LIND, Wash. — Weed researcher Ian Burke has been named Washington State University’s R. James Cook Endowed Chair in Wheat Research.
The announcement was made during the field day June 13 at WSU’s dryland research station in Lind, Wash.
The endowment was established in 1997 by the Washington Wheat Commission, now the Washington Grain Commission.
“Clearly it’s an incredible honor to be recognized by the commission that I really work to serve,” Burke told the Capital Press. “I still don’t really have the words to describe how powerful that message is, to be recognized in this way.”
Burke expects his emphasis on weed research to continue.
“We’re really going to continue to work on weeds as the main impediment to crop production,” he said.
Development of resistance to herbicides in weeds is a growing problem.
“We’re going to redouble our efforts to try and figure out as many profitable ways as we can find to work our way out of this mess,” he said.
Burke is the third person to hold the position.
It is named for Cook, the original recipient, who worked 40 years as a WSU and USDA scientist, making pioneering discoveries in plant pathology and soil microbiology that affect crop productivity and disease management, according to WSU.
Burke replaces Scot Hulbert, now the associate dean for research, who took over the position from Cook in 2006.
A grain commission advisory panel recommended Burke to André-Denis Wright, dean of WSU’s College of Agricultural, Human and Natural Resource Sciences.
“We’re excited for that appointment,” said Glen Squires, CEO of the grain commission. “He has a lot of energy and expertise.”

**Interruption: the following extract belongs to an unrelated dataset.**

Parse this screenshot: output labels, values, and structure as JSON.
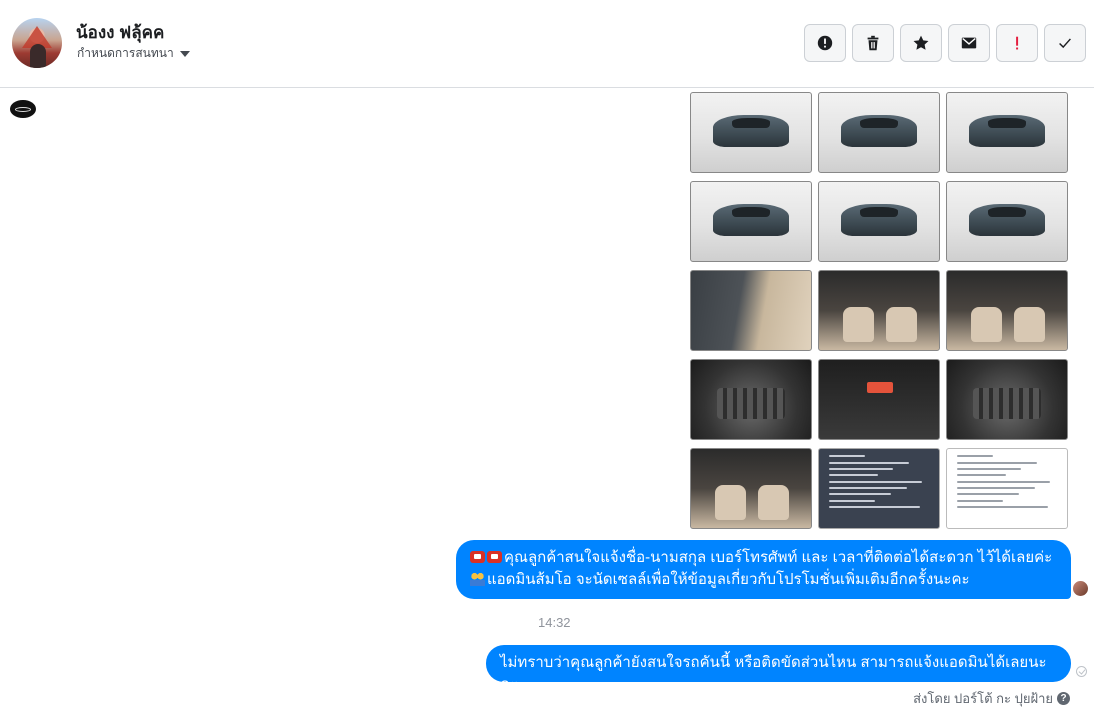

“(Burke) has established himself as an outstanding research scientist working in the areas of weed biology and ecology,” Wright said in announcing Burke’s appointment during the field day.